in the old Attic, we find ἡμίσεα from ἥμισυς, half.
Obs. 2 We find εὐθέα, ευρέα in the poets, for εὐθύν, εὐρύν.
Obs. 3 πρέσβυς, venerable, has a feminine πρέσβειρα and πρέσβα.
Obs. 4 In the poets, adjectives in -us are occasionally feminine ; thus in Homer we have ἡδὺς ἀϋτμή, θῆλυς αυτή, πουλὺν ἐφ ̓ ὑγρήν, θῆλυς ξέρση, and "Ηρη θῆλυς ἐοῦσα; and in Theocritus (xx. 8) ἁδέα χαίταν.
Similarly τάλας, unfortunate, which is the only other example;
but (6) τέρην, tender, follows the same analogy.
This is a solitary instance, for other adjectives in -nu are declined
(d) Adjectives in -ηεις, -ηεσσα, -ηεν, and -οεις, -οεσσα, -οεν, admit of contraction, thus:
Obs. 1 The contractions in -ῆs are found in Homer (see Il. IX. 605, XVIII. 475).

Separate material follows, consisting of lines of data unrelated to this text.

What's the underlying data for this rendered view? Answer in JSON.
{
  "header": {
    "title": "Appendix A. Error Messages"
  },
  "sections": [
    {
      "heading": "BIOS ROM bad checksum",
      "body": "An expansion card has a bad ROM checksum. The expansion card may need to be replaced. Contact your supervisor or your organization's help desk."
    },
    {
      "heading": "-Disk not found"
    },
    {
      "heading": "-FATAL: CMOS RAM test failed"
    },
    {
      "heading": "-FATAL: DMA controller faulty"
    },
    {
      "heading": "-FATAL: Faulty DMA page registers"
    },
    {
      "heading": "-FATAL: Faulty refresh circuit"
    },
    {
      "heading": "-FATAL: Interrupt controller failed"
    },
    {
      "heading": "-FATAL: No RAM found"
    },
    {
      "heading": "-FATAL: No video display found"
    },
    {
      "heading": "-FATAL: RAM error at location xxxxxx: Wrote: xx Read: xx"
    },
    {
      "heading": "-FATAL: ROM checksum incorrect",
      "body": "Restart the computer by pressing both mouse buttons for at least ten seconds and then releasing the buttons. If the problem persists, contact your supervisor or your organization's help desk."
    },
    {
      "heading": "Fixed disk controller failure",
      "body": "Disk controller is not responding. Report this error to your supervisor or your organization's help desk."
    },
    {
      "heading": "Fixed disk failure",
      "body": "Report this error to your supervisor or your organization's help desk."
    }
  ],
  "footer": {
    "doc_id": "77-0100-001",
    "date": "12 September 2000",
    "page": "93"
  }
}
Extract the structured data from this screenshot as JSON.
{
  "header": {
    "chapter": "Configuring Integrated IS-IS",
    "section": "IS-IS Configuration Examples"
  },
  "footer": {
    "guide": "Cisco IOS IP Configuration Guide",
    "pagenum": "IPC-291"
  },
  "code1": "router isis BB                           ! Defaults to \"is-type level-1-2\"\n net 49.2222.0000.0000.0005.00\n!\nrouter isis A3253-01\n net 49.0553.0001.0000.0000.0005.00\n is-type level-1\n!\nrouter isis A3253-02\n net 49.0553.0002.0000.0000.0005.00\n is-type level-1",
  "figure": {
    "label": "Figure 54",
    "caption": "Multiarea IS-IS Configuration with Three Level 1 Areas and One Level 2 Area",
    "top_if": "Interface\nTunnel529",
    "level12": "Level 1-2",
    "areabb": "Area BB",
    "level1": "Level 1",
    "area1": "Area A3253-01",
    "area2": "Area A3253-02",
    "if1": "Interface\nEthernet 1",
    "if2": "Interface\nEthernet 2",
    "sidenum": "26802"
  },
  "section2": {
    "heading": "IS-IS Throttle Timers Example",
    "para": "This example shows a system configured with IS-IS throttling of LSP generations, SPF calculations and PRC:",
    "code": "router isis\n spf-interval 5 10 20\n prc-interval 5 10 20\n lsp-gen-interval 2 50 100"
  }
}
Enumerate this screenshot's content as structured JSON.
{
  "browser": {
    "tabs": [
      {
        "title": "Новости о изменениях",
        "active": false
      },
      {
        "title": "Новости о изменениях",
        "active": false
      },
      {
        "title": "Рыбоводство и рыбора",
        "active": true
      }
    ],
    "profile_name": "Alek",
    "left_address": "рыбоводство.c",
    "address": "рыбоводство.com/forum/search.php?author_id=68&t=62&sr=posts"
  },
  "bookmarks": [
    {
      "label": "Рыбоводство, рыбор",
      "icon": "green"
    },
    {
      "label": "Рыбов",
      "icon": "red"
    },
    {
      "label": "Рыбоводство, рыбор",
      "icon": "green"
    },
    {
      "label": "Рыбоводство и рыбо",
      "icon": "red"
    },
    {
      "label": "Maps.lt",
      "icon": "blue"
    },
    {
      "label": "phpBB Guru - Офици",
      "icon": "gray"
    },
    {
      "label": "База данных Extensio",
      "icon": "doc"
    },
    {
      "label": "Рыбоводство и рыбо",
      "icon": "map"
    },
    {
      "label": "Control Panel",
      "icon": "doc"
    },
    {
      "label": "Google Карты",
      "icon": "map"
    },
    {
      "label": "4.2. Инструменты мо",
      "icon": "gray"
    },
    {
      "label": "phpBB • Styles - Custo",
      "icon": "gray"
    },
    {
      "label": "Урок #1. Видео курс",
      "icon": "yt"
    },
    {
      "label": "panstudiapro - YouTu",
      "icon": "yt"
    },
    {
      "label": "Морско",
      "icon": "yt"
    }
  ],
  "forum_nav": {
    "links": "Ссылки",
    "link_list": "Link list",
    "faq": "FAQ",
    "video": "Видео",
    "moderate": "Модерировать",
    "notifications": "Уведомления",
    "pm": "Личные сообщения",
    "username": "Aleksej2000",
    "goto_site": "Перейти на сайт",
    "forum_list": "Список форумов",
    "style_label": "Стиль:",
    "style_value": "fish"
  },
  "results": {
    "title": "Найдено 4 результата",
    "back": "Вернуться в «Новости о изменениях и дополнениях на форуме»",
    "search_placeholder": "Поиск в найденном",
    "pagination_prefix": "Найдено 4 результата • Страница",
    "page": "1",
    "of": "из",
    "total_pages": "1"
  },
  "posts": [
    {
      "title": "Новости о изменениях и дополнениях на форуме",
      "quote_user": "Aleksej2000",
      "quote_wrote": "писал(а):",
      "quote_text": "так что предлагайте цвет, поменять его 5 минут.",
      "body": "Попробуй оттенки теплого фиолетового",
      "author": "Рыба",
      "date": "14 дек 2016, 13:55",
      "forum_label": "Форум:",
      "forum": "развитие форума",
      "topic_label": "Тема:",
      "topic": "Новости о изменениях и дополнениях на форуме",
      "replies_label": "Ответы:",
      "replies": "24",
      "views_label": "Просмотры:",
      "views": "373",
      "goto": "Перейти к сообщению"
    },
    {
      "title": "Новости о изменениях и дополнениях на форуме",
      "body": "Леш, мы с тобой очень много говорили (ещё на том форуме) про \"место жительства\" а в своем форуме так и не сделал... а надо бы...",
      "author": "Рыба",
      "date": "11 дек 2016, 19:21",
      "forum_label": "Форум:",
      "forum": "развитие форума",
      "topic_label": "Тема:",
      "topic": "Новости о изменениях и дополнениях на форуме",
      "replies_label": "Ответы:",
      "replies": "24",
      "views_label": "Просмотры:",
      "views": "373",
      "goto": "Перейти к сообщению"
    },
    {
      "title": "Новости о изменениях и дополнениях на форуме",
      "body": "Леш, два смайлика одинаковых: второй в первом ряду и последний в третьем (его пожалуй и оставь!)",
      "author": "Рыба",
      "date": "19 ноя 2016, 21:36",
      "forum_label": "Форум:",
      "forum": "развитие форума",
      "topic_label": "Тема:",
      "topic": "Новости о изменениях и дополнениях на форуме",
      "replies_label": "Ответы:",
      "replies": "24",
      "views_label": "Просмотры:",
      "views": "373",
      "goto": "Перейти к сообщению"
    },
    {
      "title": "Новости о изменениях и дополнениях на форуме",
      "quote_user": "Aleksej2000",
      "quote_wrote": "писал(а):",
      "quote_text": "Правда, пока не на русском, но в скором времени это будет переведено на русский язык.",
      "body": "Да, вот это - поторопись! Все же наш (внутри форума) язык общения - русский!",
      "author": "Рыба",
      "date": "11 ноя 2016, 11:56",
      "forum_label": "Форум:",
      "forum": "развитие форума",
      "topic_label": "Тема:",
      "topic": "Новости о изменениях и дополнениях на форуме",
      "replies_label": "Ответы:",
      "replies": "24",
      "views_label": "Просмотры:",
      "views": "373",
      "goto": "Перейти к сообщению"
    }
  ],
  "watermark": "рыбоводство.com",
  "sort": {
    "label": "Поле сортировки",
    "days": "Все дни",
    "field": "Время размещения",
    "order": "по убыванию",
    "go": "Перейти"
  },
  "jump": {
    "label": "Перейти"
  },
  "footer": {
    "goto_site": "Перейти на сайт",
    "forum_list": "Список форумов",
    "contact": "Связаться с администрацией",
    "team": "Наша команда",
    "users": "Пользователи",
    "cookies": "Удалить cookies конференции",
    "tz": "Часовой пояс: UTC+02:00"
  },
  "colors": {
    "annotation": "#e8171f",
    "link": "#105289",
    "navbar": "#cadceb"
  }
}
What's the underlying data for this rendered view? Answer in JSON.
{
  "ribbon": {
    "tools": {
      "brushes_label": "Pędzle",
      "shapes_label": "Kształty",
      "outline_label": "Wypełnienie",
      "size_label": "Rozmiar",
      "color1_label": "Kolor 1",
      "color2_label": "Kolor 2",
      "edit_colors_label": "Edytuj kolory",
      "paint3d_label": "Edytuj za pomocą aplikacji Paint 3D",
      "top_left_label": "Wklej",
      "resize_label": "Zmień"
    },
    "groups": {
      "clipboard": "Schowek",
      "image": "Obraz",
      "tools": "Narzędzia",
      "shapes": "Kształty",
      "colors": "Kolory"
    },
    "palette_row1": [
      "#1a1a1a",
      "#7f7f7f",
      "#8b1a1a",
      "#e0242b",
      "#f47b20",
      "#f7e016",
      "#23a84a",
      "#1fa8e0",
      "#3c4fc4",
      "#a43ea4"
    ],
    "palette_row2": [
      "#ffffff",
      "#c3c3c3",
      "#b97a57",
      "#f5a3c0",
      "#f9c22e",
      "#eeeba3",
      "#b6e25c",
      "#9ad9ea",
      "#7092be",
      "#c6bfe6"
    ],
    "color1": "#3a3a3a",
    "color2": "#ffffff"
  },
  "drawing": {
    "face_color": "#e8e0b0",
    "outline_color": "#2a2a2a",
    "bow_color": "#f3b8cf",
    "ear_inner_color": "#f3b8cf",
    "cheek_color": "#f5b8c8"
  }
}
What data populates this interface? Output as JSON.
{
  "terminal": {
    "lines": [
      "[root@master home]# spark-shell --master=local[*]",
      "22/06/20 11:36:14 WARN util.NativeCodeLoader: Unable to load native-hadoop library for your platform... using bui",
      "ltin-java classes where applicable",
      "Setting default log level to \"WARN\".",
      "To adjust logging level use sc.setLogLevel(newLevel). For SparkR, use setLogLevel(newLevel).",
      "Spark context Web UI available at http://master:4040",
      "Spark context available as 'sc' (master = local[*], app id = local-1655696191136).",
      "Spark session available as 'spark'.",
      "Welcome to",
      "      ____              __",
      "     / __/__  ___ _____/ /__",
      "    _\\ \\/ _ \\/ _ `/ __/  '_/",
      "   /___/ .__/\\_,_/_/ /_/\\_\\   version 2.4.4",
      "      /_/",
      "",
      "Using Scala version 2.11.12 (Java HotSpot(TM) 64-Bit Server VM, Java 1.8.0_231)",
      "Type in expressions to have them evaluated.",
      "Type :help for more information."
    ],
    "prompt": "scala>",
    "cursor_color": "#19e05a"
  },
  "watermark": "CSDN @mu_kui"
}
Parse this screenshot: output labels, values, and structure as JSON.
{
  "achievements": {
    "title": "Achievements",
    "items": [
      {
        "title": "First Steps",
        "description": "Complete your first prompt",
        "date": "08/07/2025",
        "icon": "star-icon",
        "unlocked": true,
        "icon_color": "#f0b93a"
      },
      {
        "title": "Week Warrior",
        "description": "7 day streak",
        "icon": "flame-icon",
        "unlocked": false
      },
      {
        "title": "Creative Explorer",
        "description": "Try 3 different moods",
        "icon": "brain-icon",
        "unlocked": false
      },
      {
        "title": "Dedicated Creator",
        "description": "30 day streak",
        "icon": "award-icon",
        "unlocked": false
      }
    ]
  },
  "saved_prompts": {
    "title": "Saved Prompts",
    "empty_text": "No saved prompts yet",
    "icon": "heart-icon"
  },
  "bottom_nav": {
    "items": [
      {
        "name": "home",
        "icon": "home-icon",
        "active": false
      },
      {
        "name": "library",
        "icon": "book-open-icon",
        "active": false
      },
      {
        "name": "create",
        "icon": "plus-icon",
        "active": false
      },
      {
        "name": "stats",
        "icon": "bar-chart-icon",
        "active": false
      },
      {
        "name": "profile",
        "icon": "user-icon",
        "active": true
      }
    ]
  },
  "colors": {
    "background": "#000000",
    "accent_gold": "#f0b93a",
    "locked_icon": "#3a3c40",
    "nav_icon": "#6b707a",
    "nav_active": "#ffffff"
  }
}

Obs. 2 Homer and other epic poets use some of the adj. in -εις without any difference of inflexion, as epithets of towns, which are feminine.